### The task
Which lines of the data below hold "Ctrl"? Copy each of them.

[Extracted records]
◆ ◆ ◆ ◆
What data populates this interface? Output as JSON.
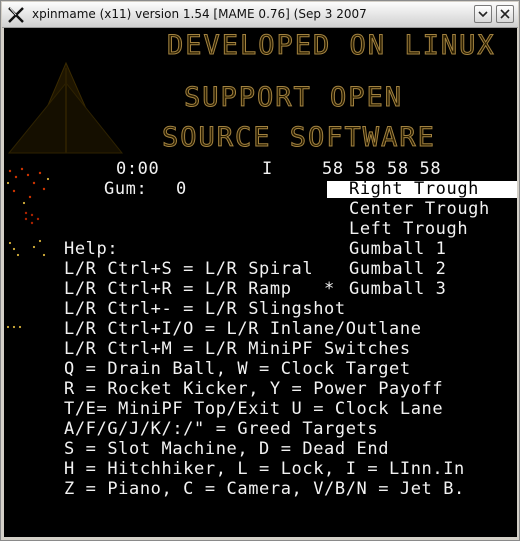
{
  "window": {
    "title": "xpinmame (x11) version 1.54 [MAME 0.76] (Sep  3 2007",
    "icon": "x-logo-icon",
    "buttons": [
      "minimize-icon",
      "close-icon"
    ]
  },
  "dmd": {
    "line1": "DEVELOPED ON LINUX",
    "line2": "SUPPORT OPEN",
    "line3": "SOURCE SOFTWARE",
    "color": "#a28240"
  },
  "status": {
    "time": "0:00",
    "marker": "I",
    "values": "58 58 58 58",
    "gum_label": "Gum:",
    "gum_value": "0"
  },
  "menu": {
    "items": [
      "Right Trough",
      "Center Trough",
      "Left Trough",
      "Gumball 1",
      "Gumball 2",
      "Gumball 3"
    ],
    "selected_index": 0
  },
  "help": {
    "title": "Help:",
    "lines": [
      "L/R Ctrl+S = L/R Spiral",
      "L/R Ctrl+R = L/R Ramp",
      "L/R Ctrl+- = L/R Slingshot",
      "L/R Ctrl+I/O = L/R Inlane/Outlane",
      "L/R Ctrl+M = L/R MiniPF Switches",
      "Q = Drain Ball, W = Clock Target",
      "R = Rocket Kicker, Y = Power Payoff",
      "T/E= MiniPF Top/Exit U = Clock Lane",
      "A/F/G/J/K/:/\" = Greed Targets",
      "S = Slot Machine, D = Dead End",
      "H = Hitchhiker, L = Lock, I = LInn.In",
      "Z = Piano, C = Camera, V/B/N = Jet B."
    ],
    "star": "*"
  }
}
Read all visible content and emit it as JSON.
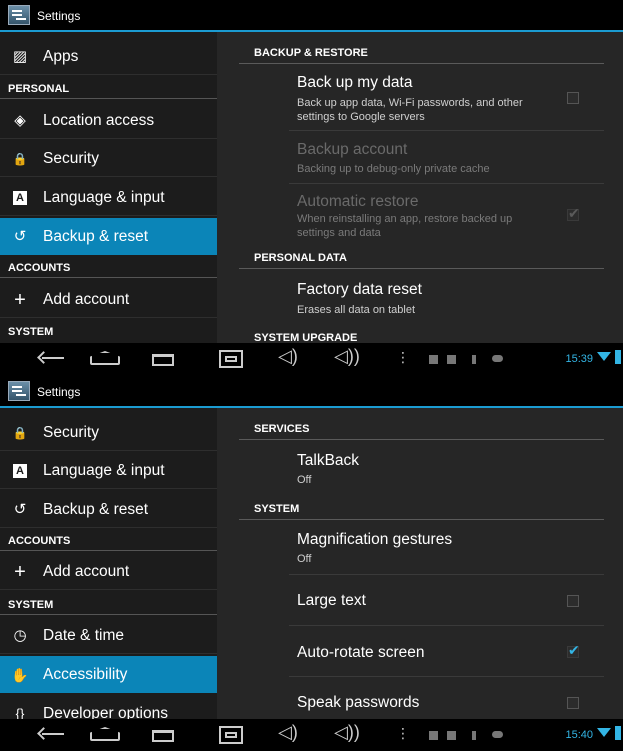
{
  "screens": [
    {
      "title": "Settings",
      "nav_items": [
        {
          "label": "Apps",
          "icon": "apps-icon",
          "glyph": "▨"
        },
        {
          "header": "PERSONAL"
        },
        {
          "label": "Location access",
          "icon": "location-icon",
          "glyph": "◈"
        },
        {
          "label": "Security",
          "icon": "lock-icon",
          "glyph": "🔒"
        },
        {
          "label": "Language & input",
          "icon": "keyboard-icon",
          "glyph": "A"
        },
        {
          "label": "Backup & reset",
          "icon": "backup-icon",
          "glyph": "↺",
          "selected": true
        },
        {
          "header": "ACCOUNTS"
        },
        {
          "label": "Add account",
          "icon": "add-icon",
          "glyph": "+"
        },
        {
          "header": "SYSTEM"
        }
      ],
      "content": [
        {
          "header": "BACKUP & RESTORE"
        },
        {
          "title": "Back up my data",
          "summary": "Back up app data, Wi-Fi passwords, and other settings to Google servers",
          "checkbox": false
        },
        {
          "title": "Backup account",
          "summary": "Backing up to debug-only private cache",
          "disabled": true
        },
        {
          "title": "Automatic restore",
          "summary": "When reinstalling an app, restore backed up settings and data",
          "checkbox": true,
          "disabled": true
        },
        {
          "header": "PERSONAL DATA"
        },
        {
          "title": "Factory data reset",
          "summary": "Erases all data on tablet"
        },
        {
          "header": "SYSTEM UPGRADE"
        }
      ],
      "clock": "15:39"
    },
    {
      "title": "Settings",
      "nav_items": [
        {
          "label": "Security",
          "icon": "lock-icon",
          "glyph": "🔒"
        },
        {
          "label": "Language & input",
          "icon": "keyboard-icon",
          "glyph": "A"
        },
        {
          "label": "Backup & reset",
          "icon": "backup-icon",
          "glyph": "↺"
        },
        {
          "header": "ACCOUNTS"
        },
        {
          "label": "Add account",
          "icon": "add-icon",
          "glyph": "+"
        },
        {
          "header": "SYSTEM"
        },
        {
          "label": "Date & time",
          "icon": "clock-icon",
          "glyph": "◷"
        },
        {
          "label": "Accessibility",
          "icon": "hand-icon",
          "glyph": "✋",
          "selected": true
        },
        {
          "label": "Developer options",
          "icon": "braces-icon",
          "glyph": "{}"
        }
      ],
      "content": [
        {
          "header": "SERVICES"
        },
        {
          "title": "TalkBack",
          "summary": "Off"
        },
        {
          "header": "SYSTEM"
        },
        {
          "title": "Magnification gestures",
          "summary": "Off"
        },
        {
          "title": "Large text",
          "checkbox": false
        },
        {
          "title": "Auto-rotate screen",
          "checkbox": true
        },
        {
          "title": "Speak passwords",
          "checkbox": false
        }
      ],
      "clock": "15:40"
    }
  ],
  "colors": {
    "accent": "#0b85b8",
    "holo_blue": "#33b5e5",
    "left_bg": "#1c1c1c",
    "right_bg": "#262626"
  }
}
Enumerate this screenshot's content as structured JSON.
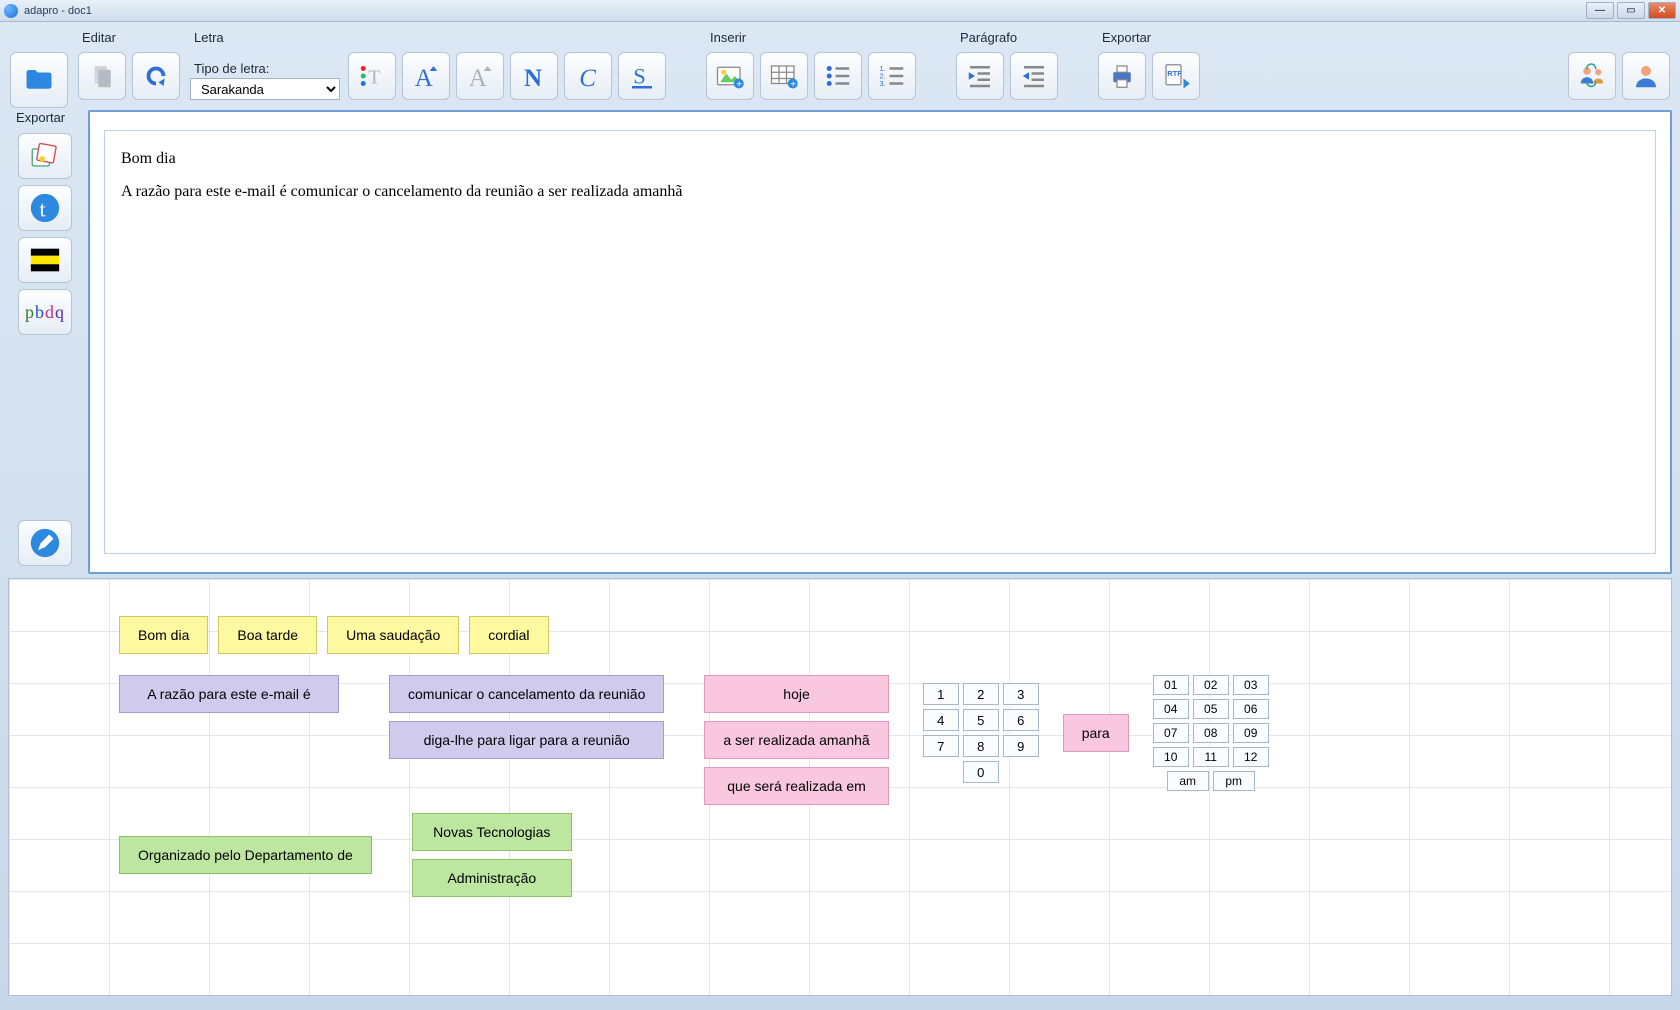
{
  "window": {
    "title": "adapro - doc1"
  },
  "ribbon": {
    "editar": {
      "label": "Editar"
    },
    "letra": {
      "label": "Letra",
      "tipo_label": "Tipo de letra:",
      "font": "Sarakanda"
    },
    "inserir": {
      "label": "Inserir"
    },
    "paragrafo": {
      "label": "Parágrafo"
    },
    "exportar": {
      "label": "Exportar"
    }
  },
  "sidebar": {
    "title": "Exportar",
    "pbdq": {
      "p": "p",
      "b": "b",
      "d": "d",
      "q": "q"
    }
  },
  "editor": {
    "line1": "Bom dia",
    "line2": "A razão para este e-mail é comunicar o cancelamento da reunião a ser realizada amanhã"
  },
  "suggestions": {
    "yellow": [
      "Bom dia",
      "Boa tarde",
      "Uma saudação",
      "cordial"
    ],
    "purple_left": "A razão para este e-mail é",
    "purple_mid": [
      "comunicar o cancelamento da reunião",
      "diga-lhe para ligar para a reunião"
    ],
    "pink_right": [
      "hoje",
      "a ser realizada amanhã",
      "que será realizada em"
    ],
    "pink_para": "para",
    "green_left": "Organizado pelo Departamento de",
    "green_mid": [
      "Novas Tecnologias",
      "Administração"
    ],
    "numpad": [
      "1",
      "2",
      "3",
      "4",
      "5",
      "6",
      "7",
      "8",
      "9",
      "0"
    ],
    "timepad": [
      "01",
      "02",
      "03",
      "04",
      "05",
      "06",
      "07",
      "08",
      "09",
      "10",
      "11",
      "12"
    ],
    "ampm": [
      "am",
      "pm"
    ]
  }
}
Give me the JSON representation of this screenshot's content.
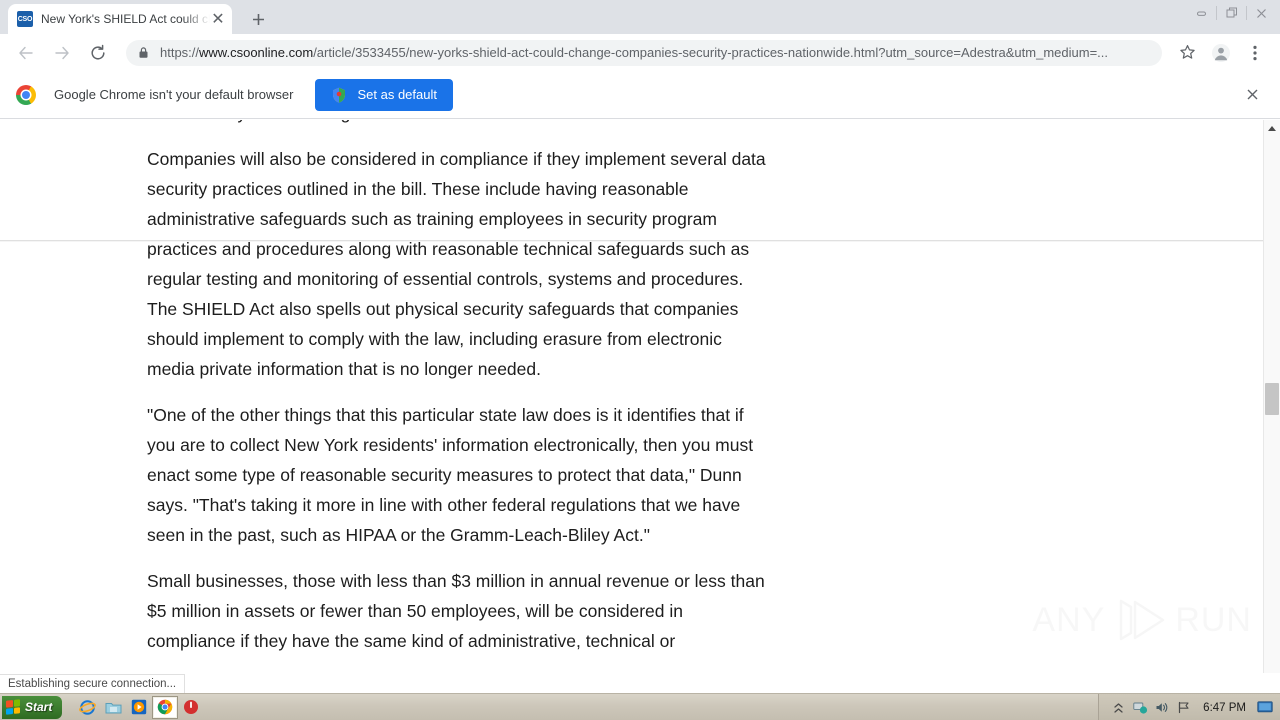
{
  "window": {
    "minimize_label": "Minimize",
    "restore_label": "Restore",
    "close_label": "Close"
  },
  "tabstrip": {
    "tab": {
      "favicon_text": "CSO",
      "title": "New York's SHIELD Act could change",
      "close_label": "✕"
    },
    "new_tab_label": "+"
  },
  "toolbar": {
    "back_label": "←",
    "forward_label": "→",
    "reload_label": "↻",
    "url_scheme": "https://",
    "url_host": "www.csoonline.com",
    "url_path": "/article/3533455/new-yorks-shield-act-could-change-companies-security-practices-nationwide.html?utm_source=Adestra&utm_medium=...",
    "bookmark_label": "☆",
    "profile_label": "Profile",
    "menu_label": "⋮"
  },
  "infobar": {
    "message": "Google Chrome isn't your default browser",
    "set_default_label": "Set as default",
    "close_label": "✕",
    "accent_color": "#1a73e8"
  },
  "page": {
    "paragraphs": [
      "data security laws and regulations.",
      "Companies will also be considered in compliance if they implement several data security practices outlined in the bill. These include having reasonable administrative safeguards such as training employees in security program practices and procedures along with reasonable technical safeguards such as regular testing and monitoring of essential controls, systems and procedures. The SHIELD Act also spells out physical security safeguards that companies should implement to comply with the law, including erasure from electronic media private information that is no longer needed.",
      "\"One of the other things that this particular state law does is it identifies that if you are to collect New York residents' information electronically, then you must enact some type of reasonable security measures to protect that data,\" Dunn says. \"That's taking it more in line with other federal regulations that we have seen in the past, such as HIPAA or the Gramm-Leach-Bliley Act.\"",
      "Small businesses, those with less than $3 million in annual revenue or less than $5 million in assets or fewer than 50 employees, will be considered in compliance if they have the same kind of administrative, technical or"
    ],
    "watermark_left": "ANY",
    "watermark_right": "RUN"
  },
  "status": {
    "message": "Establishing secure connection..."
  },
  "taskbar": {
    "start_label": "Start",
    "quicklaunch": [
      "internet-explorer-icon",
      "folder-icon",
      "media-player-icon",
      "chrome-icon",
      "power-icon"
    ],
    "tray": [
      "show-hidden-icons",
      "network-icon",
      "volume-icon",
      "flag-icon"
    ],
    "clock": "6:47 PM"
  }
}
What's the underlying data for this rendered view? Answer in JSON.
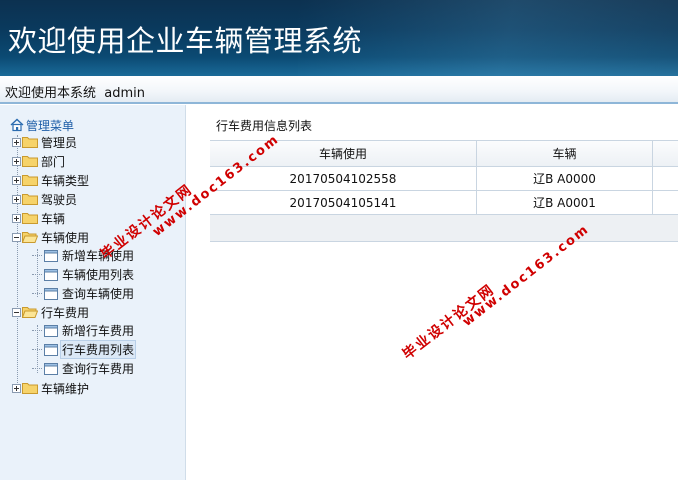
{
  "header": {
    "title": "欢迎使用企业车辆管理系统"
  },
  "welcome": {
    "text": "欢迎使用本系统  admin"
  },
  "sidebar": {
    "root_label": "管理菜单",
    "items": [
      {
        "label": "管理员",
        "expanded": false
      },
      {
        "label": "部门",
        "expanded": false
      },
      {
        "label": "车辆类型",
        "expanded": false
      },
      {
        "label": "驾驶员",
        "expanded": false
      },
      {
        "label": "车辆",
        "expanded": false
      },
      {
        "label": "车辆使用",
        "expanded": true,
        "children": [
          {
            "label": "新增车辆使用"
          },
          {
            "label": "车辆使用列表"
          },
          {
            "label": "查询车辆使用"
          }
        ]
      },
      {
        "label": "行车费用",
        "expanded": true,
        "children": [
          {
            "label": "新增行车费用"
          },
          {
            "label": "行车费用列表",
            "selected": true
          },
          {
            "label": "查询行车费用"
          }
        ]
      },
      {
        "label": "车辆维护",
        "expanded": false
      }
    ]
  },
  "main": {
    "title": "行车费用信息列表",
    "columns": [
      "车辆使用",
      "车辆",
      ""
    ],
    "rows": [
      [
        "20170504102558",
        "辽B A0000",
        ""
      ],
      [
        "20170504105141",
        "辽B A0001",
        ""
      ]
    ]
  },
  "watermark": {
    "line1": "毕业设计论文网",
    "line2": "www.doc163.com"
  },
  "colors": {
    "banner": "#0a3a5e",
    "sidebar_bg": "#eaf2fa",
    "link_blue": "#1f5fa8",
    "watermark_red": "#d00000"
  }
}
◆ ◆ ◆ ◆
### Solution for this task
      "L/R Ctrl+S = L/R Spiral",
      "L/R Ctrl+R = L/R Ramp",
      "L/R Ctrl+- = L/R Slingshot",
      "L/R Ctrl+I/O = L/R Inlane/Outlane",
      "L/R Ctrl+M = L/R MiniPF Switches",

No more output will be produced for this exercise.